The business case for consolidation to a single platform is straightforward and is built upon the savings that accrue from central control, comprehensive end-to-end reporting and visibility, simplified license management, a single maintenance renewal, centralized upgrades and a reduced training burden. According to IDC, simplification conducted using Commvault software can result in significant savings, with software spending reduced by up to 52% and hardware spending reduced by up to 42%.3
The final thing to consider is the process of change. Even if the benefits are clear to your organization, the decision to change may seem daunting. For those that see an immediate benefit in backup and recovery consolidation, and want to deploy Commvault software enterprise-wide for value in the shortest time, there is a full suite of services, as well as software designed to simplify migration from many popular backup products. From assessments and design, through to end-to-end deployment, dedicated support and multiple options for education and certification, you can be sure our highly-rated services and support3 team will ensure things run as smoothly as possible.
Alternatively, you can just acquire the pieces you need for your modernization or scale-out plans, and the platform will grow seamlessly as you do. This is because Commvault software is designed to meet your needs immediately, without having to build the platform up-front. So even if you only choose Commvault software for new, modernizing projects, you will soon move into a situation where the final pieces of your traditional/legacy data protection systems will seem trivial to replace.

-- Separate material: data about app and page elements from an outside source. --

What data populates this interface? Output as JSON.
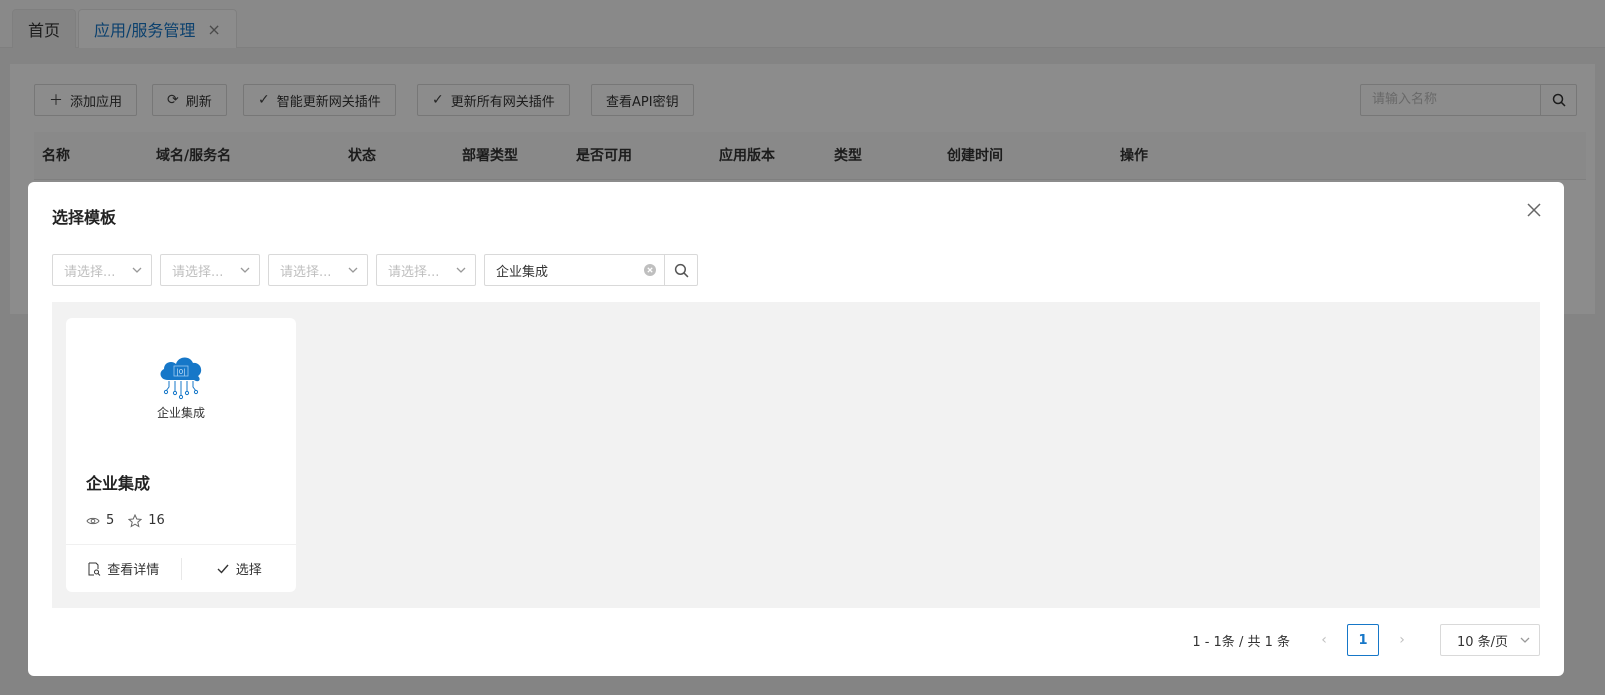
{
  "tabs": [
    {
      "label": "首页"
    },
    {
      "label": "应用/服务管理",
      "close": "×"
    }
  ],
  "toolbar": {
    "add_label": "添加应用",
    "refresh_label": "刷新",
    "smart_update_label": "智能更新网关插件",
    "update_all_label": "更新所有网关插件",
    "view_api_key_label": "查看API密钥",
    "search_placeholder": "请输入名称"
  },
  "table": {
    "columns": [
      "名称",
      "域名/服务名",
      "状态",
      "部署类型",
      "是否可用",
      "应用版本",
      "类型",
      "创建时间",
      "操作"
    ]
  },
  "modal": {
    "title": "选择模板",
    "filters": [
      {
        "placeholder": "请选择..."
      },
      {
        "placeholder": "请选择..."
      },
      {
        "placeholder": "请选择..."
      },
      {
        "placeholder": "请选择..."
      }
    ],
    "keyword": "企业集成",
    "cards": [
      {
        "cover_label": "企业集成",
        "title": "企业集成",
        "views": "5",
        "stars": "16",
        "detail_label": "查看详情",
        "select_label": "选择"
      }
    ],
    "pagination": {
      "total_text": "1 - 1条 / 共 1 条",
      "current_page": "1",
      "page_size": "10 条/页"
    }
  },
  "colors": {
    "accent": "#1677c8",
    "cloud": "#1677c8",
    "mask": "rgba(0,0,0,0.45)"
  }
}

- Quantifying the Business Value of Commvault Software: Worldwide Customer Survey Analysis, IDC 2016. Download the full report
- A full list of supported technologies is available on the Commvault manual pages
- Commvault Delivers Industry Leading Customer Support for Six Consecutive Years, See the full press release.